If the New York Rangers are going to engage in line brawls like they did against the New Jersey Devils in March 2012, then the guys dropping the gloves better be good at more than just fighting.
That’s the message the Blueshirts’ new head coach Alain Vigneault sent to the New York Post on Tuesday.
“You’ve got to be able to play; you’ve got to be able to skate and get in on the forecheck,” Vigneault said. “Because you’re a physical presence out there, sometimes you have to stand up for yourself but you have to be able to play. That type of [enforcer], not a lot of teams have that type of player anymore.”
Vigneault employed a similar strategy with the Vancouver Canucks, so this shouldn’t be a huge surprise.
It’s not as if Vigneault’s Canucks totally shied away from fighting, as they actually fought more often in 2013 than the Rangers did, according to Hockey Fights. (The Rangers have typically fought far more frequently in recent years, though.)
If you’re wondering which Rangers player might suffer the most from this policy, one might guess it would be an already marginalized tougher guy like Stu Bickel (three fights in 2013). Arron Asham and Derek Dorsett also come to mind, although it’s likely that Vigneault will put them in the “viable” category; both have scored at least 12 goals in a season before.
Vigneault’s is indeed correct in saying fight-only enforcers are going the way of the NFL fullback, which might be disappointing for fans of local rivalry-fueled bouts.
OTTAWA, Ontario — Ottawa Senators goaltender Cam Talbot is expected to be out five to seven weeks with what the team called an upper-body injury.
The Senators initially called Talbot day to day with what they hoped was a minor injury. Instead he’s now expected to miss at least the first month of the NHL season.
Ottawa claimed goalie Magnus Hellberg off waivers from the Seattle Kraken upon announcing Talbot’s expected absence. Hellberg, who played for Sweden at the Beijing Olympics could split time with countryman Anton Forsberg while Talbot is out.
The Senators acquired Talbot from Minnesota during the offseason to make him their starter after the Wild opted against bringing him back along with Marc-Andre Fleury. Talbot, 35, had a 2.76 goals-against average and .911 save percentage this season.
Losing Talbot is a blow to the Senators, who also acquired winger Alex DeBrincat from Chicago and signed longtime Philadelphia Flyers captain Claude Giroux as part of a move toward contending and ending their playoff drought.
CHICAGO — Blackhawks forward Boris Katchouk will be sidelined for four to six weeks with a left ankle sprain, the team announced.
The 24-year-old Katchouk played almost 12 minutes during a 3-0 preseason loss to Detroit on Saturday night.

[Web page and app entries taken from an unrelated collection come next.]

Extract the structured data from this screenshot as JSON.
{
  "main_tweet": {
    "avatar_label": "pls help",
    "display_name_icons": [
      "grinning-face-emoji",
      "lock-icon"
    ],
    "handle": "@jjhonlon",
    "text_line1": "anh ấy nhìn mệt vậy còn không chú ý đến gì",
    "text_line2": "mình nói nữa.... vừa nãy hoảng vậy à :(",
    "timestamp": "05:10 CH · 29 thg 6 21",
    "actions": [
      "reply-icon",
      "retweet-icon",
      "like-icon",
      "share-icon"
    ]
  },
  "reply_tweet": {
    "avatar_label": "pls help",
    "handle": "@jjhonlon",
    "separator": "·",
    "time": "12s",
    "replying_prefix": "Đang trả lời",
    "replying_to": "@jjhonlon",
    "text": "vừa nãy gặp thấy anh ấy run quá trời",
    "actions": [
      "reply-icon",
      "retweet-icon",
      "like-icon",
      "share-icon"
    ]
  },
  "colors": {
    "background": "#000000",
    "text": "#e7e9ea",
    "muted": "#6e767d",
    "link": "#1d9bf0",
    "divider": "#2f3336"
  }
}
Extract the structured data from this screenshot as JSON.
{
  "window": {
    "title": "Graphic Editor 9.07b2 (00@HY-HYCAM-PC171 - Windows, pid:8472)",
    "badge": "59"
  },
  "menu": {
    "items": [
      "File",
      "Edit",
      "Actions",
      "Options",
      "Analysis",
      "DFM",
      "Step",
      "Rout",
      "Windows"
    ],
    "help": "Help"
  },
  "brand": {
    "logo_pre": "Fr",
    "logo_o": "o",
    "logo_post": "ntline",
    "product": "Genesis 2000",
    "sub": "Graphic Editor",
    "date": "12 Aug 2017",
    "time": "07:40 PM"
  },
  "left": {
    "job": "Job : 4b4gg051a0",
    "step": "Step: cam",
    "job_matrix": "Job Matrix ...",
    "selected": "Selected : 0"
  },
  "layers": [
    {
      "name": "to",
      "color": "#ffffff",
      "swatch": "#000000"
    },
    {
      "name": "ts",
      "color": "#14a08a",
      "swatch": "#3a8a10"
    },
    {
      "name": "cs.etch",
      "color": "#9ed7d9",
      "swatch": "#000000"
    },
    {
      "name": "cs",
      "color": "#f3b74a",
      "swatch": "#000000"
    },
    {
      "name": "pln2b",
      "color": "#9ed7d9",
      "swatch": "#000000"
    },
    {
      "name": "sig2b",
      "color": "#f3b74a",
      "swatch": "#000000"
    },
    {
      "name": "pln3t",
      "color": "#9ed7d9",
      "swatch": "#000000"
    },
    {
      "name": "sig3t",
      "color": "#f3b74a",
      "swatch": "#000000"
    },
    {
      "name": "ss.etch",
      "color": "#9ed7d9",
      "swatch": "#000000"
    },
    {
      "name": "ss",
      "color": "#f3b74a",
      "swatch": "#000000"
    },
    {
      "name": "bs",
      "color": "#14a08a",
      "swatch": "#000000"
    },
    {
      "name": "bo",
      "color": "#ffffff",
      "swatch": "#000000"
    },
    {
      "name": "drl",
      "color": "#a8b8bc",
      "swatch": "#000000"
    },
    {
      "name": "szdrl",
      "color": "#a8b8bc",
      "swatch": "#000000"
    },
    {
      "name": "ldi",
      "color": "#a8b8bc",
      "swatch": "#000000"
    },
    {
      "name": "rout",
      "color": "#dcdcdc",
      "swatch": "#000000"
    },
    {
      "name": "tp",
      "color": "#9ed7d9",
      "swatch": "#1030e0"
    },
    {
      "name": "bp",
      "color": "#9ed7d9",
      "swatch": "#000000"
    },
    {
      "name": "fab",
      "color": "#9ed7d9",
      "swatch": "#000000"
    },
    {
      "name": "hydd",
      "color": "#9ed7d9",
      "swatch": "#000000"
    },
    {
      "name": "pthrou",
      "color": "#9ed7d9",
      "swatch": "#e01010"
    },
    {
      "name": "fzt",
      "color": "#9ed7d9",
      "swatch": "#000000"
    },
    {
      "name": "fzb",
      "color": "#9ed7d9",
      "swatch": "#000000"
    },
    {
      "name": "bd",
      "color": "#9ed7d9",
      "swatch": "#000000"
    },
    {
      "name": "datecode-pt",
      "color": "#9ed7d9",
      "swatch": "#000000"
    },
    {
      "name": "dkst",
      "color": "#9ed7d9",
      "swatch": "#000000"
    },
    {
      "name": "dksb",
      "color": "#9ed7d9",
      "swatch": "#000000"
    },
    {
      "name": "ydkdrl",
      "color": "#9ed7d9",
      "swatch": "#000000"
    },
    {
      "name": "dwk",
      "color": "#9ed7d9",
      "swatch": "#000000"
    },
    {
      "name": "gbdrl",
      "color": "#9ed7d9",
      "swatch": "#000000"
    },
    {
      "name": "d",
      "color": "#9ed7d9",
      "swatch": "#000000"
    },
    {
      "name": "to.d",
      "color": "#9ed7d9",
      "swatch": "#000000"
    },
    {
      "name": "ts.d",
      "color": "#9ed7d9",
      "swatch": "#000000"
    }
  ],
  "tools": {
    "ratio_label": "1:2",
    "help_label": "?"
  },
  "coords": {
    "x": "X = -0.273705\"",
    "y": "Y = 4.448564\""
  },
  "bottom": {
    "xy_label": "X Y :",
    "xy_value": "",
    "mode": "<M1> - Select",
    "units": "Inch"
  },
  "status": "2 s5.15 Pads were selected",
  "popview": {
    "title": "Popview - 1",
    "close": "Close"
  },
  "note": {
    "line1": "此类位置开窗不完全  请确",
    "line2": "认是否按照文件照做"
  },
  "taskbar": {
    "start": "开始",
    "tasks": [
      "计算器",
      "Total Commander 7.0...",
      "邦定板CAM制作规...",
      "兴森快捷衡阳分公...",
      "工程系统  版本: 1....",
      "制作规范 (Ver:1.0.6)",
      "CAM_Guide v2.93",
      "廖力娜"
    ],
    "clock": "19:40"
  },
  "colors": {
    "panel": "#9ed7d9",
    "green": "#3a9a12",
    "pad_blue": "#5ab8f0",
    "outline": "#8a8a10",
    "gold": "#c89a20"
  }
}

He was acquired in a multiplayer trade with Tampa Bay in March.
The Blackhawks open the season on Oct. 12 at Colorado.
The team also said forward Jujhar Khaira is day to day with a right ankle injury.
ANAHEIM, Calif. — Ducks defenseman Urho Vaakanainen was taken off the Honda Center ice on a stretcher after he crashed into the end boards in the first period of Anaheim’s preseason game against the San Jose Sharks.
The Finnish defenseman was conscious and alert with full movement in his extremities at UCI Medical Center, the Ducks said.
The frightening incident occurred midway through the opening period when Vaakanainen smashed into the boards at a dangerous speed behind the Sharks’ net. Vaakanainen appeared to be concentrating on the pass he had just made to Derek Grant, who scored the Ducks’ opening goal on the assist.
Vaakanainen’s teammates came onto the ice and gathered around him as he was taken away on the stretcher.
The Ducks acquired the 23-year-old Vaakanainen from Boston last March in the deal that sent longtime Ducks defenseman Hampus Lindholm to the Bruins. After recording two assists in 14 games for the Ducks last season, Vaakanainen is attempting to win a top-six role on Anaheim’s defense this fall.
TAMPA, Fla. — The Tampa Bay Lightning and team owner Jeff Vinik are donating $2 million toward Hurricane Ian relief efforts.
The NHL team announced that $1 million each will be donated by the Tampa Bay Lightning Foundation and the Vinik Family Foundation.
“This is a tragic situation for many families and communities across the state of Florida, but especially so in the southwest region of the state,” Vinik said in a statement released by the team. “In times like these the most important thing we can do is support one another, and we hope this donation will help families recover and rebuild in the months to come.”
Ian made landfall Wednesday on Florida’s Gulf Coast, south of the Tampa Bay area. The Lightning postponed two home preseason games and moved the club’s training camp to Nashville, Tennessee, during the storm.